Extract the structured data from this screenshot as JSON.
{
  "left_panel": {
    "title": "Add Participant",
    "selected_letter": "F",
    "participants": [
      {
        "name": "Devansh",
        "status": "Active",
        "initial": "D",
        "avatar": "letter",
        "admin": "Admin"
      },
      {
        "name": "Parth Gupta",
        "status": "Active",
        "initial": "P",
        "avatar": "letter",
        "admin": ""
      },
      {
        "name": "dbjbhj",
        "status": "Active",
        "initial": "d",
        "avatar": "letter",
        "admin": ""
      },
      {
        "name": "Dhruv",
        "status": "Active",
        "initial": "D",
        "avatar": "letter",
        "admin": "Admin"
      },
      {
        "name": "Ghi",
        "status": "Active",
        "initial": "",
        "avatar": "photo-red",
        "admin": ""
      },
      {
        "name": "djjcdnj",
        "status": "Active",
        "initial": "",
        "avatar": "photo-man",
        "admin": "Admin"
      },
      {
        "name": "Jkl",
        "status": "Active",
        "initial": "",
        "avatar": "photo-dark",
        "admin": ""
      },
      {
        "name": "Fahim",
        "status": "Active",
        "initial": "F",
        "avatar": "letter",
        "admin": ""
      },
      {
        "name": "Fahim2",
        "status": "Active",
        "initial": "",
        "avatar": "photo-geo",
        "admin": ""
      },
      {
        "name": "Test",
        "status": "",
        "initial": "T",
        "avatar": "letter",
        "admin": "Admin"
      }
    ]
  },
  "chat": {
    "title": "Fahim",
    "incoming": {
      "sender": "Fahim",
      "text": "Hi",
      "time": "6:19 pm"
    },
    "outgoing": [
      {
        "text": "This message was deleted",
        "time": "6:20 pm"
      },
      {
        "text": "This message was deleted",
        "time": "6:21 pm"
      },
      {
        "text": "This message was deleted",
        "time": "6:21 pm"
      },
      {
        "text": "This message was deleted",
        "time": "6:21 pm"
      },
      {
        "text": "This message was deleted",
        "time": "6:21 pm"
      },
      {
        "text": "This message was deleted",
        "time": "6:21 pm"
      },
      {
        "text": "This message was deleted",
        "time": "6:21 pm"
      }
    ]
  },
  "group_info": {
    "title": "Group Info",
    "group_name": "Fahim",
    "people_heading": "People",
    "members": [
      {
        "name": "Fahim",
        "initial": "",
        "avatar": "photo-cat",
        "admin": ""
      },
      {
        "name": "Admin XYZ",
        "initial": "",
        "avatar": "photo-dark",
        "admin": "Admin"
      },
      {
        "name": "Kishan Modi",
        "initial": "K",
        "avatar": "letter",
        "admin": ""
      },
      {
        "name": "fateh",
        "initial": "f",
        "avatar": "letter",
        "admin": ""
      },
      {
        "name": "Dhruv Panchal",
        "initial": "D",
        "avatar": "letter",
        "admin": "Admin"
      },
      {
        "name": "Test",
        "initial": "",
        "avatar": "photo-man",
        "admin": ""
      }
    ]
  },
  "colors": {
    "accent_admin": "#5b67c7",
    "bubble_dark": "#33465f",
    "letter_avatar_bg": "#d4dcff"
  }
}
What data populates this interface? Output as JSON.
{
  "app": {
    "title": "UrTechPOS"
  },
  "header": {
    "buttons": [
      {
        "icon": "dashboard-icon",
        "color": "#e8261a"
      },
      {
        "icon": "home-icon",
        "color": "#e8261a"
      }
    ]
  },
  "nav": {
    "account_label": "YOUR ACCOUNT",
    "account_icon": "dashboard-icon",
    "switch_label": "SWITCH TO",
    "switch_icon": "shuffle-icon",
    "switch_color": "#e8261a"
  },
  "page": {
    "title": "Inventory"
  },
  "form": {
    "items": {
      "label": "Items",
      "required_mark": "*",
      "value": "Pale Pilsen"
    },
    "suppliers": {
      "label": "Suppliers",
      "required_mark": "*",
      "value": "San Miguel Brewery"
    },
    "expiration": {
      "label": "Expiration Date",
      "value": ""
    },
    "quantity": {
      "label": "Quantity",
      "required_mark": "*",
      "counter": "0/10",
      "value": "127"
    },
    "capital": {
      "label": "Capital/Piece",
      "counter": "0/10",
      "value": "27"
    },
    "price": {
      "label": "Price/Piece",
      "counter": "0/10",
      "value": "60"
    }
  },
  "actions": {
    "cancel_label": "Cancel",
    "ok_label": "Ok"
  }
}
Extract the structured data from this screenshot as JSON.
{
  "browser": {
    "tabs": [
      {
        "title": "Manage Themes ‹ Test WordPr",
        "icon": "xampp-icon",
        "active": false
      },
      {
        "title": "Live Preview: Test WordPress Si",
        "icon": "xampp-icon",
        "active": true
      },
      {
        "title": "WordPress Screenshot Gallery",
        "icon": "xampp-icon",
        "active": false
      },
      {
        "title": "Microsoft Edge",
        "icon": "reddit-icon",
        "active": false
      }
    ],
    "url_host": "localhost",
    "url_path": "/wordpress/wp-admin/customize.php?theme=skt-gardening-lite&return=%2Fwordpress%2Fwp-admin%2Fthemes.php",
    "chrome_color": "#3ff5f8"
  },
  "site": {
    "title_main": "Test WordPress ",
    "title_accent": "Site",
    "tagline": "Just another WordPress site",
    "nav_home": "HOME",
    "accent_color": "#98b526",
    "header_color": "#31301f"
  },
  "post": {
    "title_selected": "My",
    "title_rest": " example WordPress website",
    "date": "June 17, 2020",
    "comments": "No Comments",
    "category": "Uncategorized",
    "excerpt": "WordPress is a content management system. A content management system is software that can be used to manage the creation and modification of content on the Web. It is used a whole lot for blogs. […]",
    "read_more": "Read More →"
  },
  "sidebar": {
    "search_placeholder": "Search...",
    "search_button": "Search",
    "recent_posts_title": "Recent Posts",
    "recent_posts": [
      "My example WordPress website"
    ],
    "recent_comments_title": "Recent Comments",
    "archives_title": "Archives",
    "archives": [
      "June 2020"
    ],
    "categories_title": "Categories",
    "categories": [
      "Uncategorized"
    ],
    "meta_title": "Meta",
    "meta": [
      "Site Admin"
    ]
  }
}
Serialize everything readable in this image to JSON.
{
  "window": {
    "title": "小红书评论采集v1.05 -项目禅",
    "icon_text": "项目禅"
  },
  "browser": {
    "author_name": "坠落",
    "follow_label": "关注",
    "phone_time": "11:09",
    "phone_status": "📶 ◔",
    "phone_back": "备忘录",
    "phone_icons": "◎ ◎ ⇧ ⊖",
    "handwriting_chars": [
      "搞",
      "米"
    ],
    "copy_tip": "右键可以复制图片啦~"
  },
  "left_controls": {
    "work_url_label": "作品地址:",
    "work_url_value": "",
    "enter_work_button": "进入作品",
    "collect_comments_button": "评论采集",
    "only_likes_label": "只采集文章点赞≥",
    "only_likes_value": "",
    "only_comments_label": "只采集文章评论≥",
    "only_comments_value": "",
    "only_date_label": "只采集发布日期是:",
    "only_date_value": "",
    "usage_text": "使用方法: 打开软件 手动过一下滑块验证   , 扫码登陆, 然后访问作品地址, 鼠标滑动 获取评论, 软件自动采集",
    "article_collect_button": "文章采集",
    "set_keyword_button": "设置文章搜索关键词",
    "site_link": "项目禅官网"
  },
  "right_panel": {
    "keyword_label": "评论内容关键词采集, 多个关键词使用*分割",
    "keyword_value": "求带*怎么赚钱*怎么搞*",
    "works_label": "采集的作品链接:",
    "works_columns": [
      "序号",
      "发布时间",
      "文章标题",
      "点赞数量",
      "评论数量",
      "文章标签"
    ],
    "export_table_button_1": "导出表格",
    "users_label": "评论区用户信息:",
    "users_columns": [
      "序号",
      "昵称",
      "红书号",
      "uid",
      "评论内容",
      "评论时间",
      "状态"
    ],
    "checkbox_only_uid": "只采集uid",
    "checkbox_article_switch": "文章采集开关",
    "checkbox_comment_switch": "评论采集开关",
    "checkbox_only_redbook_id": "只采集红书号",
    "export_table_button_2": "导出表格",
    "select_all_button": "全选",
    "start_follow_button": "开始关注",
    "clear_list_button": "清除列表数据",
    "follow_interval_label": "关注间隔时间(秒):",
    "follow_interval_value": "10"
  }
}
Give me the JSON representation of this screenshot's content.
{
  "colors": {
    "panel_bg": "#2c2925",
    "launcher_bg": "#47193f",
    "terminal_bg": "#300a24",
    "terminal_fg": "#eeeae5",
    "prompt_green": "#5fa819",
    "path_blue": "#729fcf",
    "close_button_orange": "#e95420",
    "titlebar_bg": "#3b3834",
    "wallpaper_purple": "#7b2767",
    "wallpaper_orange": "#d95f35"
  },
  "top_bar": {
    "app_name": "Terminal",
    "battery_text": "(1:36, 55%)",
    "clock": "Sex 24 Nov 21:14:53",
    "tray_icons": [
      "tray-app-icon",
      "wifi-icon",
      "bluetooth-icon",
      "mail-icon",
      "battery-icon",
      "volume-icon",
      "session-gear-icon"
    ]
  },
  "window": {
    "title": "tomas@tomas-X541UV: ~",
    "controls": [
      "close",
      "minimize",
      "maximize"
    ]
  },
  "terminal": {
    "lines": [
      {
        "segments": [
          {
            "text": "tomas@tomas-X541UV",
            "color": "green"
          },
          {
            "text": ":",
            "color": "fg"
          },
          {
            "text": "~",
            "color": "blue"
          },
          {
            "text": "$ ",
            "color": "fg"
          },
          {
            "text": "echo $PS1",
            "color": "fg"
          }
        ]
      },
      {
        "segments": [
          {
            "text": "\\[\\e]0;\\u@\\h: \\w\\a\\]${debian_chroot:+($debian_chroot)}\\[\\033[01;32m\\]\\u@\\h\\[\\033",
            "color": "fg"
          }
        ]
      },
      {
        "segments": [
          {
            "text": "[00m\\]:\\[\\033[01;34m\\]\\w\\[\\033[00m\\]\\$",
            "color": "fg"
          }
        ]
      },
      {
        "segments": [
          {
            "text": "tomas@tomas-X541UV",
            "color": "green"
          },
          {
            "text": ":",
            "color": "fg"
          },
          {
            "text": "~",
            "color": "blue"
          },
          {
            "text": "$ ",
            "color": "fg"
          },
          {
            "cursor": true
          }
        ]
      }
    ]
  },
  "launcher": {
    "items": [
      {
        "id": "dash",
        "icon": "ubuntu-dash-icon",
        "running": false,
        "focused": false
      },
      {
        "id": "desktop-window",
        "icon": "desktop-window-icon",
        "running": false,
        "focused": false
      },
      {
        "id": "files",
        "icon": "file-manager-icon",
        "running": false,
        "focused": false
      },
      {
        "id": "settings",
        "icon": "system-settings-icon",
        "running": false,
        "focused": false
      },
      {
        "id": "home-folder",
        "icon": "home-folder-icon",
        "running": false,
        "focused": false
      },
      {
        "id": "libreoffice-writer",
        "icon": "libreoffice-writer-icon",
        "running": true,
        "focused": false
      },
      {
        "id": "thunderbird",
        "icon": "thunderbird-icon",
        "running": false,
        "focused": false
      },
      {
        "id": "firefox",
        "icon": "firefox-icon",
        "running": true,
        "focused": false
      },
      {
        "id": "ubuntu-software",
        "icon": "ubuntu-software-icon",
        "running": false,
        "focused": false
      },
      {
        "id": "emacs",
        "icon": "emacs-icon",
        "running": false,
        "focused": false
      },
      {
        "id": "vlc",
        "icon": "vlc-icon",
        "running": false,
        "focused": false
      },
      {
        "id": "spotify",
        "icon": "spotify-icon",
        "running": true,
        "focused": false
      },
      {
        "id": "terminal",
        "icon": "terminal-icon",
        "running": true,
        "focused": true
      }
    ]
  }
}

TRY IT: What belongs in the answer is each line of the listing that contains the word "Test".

COMPLETED TASK:
        "name": "Test",
        "name": "Test",
        "title": "Manage Themes ‹ Test WordPr",
        "title": "Live Preview: Test WordPress Si",
    "title_main": "Test WordPress ",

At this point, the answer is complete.